What is granuloma faciale?
Granuloma faciale is a rare benign skin condition, characterised by single or multiple erythematous (red) papules, plaques or nodules. This condition is more common in males and, as the name suggests, most frequently affects facial areas.
What causes granuloma faciale?
The exact cause of granuloma faciale is unknown. It is not inherited.
The production of substances known as “interleukin” may attract inflammatory cells to the lesions. Sun exposure and UV radiation may play a role in the development of granuloma faciale – it occurs more commonly in sun-exposed areas and lesions darken with UV exposure.
Granuloma faciale rarely occurs in childhood. The peak incidence is in middle age.
What does granuloma faciale look like?
This rare condition has an insidious onset. It presents as solitary or multiple papules, plaques or nodules on the face. These vary in size from a few millimetres to coalescing plaques several centimetres in size and from red-brown to a purplish hue. Close examination of the lesions may reveal prominent hair follicle openings and overlying dilated blood vessels (telangiectasias).
The condition does not usually produce any symptoms. However, some cases may be painful or itchy.
In rare cases, the neck, upper back and chest, as well as areas of high UV exposure, are affected.

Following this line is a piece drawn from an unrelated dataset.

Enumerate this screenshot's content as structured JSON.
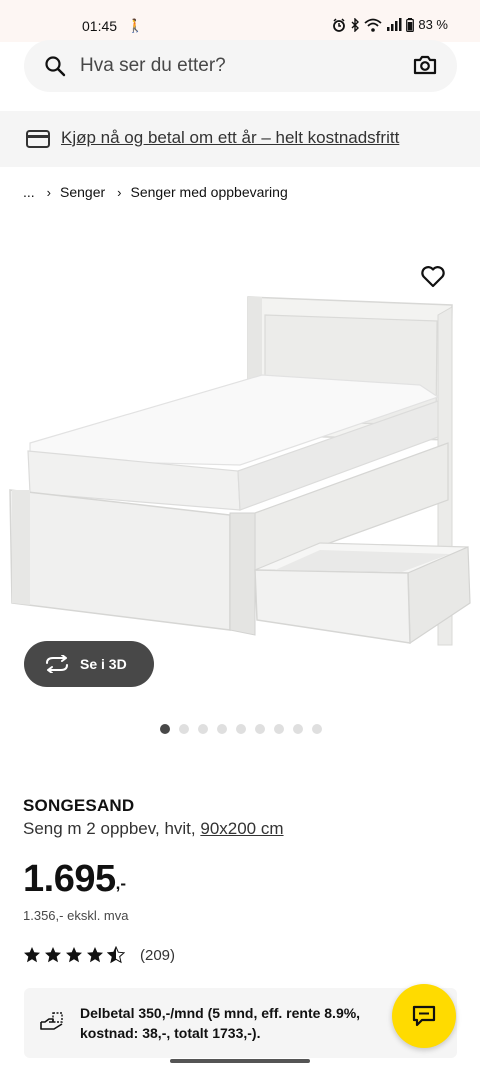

What other problems can occur with granuloma faciale?
Granuloma faciale is not associated with an underlying medical condition.
How is granuloma faciale diagnosed?
A biopsy is often needed to confirm the diagnosis as other conditions may mimic granuloma faciale. The biopsy will distinguish it from other underlying causes such as:
- fixed drug reactions
- lymphomas and pseudolymphomas
- insect bite reactions
- Jessner’s lymphocytic infiltration
- tumid lupus
- follicular mucinosis
How is granuloma faciale treated?
Granuloma faciale is a chronic condition and rarely improves without treatment.
Treatment options include:
- Topical corticosteroids may be used intermittently under medical supervision. Extreme caution must be taken and your doctor will need to monitor for potential side effects.
- Topical tacrolimus 0.1% can be used alone or alternating with topical corticosteroids.
Intralesional corticosteroids injections
Corticosteroids may be injected into affected areas. However, thinning of the skin (atrophy) is a risk of this treatment.
Oral medications have shown variable success and often need to be taken over a prolonged period. Dapsone is the most promising but must only be taken under specialist supervision. Hydroxychloroquine and clofazimine may also be considered.
Pulse dye laser (595 nm) targets the blood vessels of granuloma faciale. Scarring from laser treatment is very rare. However, several treatments are required for best results.
Radiotherapy has been reported for treatment-resistant cases of granuloma faciale.
Surgery may be considered for isolated small nodules that are resistant to other forms of treatment.
What is the likely outcome of granuloma faciale?
The likely outcome of granuloma faciale is extremely variable and difficult to predict. Flare-ups and recurrences are common. If the condition recurs, it is practical to treat the affected areas again.
For ongoing management, referral to a specialist should be considered.
This information has been written by Dr Davin S Lim